The latest scandal, involving a former Chairman of the Presidential Task Force on Pension Reforms, Mr Abdulrasheed Maina who was reportedly readmitted into the civil service despite being wanted by the EFCC and INTERPOL (International Criminal Police Organisation) due to his masterminding a N100 billion pension fraud scheme, is yet the most baffling.

Though President Buhari has graciously ordered for his disengagement from the civil service, This begs several questions like, how a man who declared a fugitive and wanted both in Nigeria and internationally, return to the country without the knowledge of security agencies – Nigerian Police, EFCC, ICPC, DSS, NSA, Nigerian Immigration Service and others?

Let’s assume he snuck back into the country using the same ‘woman disguise’ method as earlier made infamous by a former governor of Bayelsa State, Diepreye Alamieyeseigha in 2005 when he escaped to Nigeria from British officials, how then was he reinstated back into the civil service and even, promoted as if nothing had happened?

Surely, he definitely had high level help and Nigerians are asking President Buhari to fish them all out and bring to book whoever is culpable.

The effect of corruption on Nigeria is of course, unquantifiable, hence The Guardian beautifully opines that “aside from soiling Nigeria’s corporate image in the international community, all the social, economic and political structures in the country have been ruined by corruption. Social services and infrastructure are in a shambles. The people are pauperized as the ordinary people are always the victims. While the people wallow in abject poverty and want, members of the political class and their business class associates bask in stupendous stolen wealth.”

Senator Shehu Sani consequently described President Buhari’s attitude towards corruption thus: “When it comes to fighting corruption in the National Assembly and the Judiciary and in the larger Nigerian sectors, the President uses insecticide, but when it comes to fighting corruption within the Presidency, they use deodorants.”

It is unfortunate that Buhari has not been able to keep his own house clean, thereby sending a vibe that maybe, he is alone in this fight. In all of these, it is sad to admit that the President’s body language has not given the populace confidence that it indeed has any intention to fight corruption or prosecute government officials that have certain allegations hovering around their heads just to send a clear message.

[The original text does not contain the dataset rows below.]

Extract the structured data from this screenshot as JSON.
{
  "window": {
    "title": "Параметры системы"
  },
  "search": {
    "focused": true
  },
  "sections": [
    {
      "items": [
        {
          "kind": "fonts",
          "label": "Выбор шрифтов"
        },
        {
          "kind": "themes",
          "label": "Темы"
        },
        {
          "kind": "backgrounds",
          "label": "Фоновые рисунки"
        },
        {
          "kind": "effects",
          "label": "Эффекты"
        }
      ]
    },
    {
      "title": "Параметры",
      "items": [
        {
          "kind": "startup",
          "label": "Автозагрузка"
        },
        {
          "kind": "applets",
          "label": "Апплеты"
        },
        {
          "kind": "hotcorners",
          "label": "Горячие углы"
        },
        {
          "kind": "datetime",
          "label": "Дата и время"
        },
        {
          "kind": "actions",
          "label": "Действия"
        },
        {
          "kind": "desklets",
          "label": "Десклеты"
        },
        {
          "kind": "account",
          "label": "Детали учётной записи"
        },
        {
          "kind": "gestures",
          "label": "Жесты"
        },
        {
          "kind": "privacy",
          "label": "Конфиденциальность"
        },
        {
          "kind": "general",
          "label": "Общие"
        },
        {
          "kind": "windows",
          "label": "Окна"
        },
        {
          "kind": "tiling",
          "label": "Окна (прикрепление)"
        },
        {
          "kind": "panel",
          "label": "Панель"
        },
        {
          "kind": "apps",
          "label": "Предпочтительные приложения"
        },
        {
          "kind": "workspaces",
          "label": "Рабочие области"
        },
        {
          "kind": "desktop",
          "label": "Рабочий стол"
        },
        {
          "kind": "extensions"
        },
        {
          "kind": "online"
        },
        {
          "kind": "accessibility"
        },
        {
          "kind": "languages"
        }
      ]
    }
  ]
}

What Nigeria deserves is the type of president strong enough and with the will power to fight corruption and can convincingly practicalise Buhari’s famous “I belong to everybody and I belong to nobody” inaugural speech.

To be able to redeem his image and gain back once again the confidence and trust of Nigerians, President Buhari must speedily investigate and prosecute government officials and politicians, especially his cronies and show to Nigerians that he has the will-power and capacity to handle the demands of his office.

This will indeed calm public outcry and convince Nigerians that the President’s anti-corruption fight is not a mere slogan and also not one-sided. Anything less will portray his administration to be no different from previous self-aggrandizing governments who have enriched the elites at the expense of the poor masses.

Victor Enengedi, Editor at Tori.ng can be reached via Twitter: @iamkuffz, email: [email protected]